What began as a financial crisis is rapidly turning into a global human rights crisis.
Just as greater poverty and misery are threatening the realization of economic and social rights, the repression of growing social protest is threatening civil and political rights. A rising tide of xenophobia and discrimination is also already threatening the wellbeing of migrants and minorities. Yet despite the human rights dimensions of the crisis, government responses have largely failed to take their obligations in this regard into account. Austerity measures being implemented in countries such as Spain and Ireland are exacerbating the marginalization of vulnerable sectors rather than protecting their inherent human rights.
At the Center for Economic and Social Rights, we are working to ensure that human rights are not forgotten as governments meet to discuss what can be done. We call on governments and policy-makers to take into account their obligations to respect, protect and fulfill human rights for immediate crisis responses and longer-term decisions about economic policy and economic governance.
Challenging complacency about the impacts of the crisis
A human rights approach challenges complacency over the terrible consequences of the economic crisis on human lives and human dignity. Many organizations are estimating how many millions of people will lose their homes, their livelihoods, their incomes, their health and education. The World Bank, for example, estimated that up to 400,000 children would die in 2009 as a result of the crisis.
But these terrible consequences of the crisis often are accepted as inevitable, as if there is nothing that we can do about them. A human rights approach challenges this complacency - it is not inevitable, and nor is it acceptable to accept these losses to human life and dignity.
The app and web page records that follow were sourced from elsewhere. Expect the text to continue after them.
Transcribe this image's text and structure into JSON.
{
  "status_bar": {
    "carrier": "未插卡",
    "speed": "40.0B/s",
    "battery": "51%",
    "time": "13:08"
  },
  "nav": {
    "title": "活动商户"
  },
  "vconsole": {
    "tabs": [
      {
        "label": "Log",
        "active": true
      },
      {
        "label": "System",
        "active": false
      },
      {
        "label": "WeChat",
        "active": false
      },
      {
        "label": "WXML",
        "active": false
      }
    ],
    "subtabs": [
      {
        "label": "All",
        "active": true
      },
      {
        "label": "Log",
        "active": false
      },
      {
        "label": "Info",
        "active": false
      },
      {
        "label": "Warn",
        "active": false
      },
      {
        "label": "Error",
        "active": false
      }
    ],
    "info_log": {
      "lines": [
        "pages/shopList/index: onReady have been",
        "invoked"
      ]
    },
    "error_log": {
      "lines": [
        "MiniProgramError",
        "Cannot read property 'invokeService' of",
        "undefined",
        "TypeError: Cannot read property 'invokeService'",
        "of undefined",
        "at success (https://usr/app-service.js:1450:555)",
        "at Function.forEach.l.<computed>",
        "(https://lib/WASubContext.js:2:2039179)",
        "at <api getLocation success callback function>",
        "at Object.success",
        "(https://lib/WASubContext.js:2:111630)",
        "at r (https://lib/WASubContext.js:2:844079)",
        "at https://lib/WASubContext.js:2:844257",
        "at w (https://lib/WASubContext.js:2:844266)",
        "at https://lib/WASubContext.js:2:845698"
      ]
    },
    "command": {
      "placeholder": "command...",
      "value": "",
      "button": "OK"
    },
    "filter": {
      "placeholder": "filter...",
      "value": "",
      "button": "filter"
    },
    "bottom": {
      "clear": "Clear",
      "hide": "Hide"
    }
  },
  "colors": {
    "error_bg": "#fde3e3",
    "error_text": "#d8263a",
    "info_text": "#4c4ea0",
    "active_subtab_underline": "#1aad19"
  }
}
We have to reorder our priorities and put people first. Indeed governments have obligations under human rights conventions to prioritize the fulfillment of "minimum essential levels" of economic and social rights, to guard against any discrimination and to target the most vulnerable. These obligations are not derogable - they become even more essential in times of crisis. It is not acceptable that governments can allocate billions of dollars for banking bailouts, yet make few resources available to prevent as many as 400,000 children from dying during the crisis.
Incorporating human rights into responses to the crisis
Human rights must be central to our understanding of the impacts and consequences of the crisis, but also the causes of the crisis. This understanding helps to frame choices of policy responses in ways that address human rights concerns:
- Consequences of the Crisis - the need for a human rights impact assessment: The real consequences and the greatest burden of the impacts has fallen on the poorest and most marginalized communities and the realization of their human rights. The rights to housing, work, food, water, education, health, and even the right to life are all being threatened, yet states' responses so far do not appear to be guided by the need to avoid retrogression and violations of these rights.
- Causes of the Crisis - the need for a human rights analysis: A human rights analysis requires us to take a step back and analyze the deeper, structural causes of the crisis. This includes, for example, understanding the role of the international community's and international financial institutions' actions and failures to act that contributed to the crisis. Examples include the failure of states to regulate in the public interest and the failure of states to address unequal development, rising inequalities, stagnating wages, where these amount to failures to respect, protect and fulfill human rights.
- Choices of policy responses - the need for a human rights approach: In the short term, the choice of responses must prioritize the people - rather than the banks and businesses - that are most affected. In the long term, it means addressing the structural causes and abuses of power that have caused the crisis, redefining the principles that underlie the global economy to ensure the capacity of governments (and non-state actors) to respect, protect and fulfill the human rights of all people.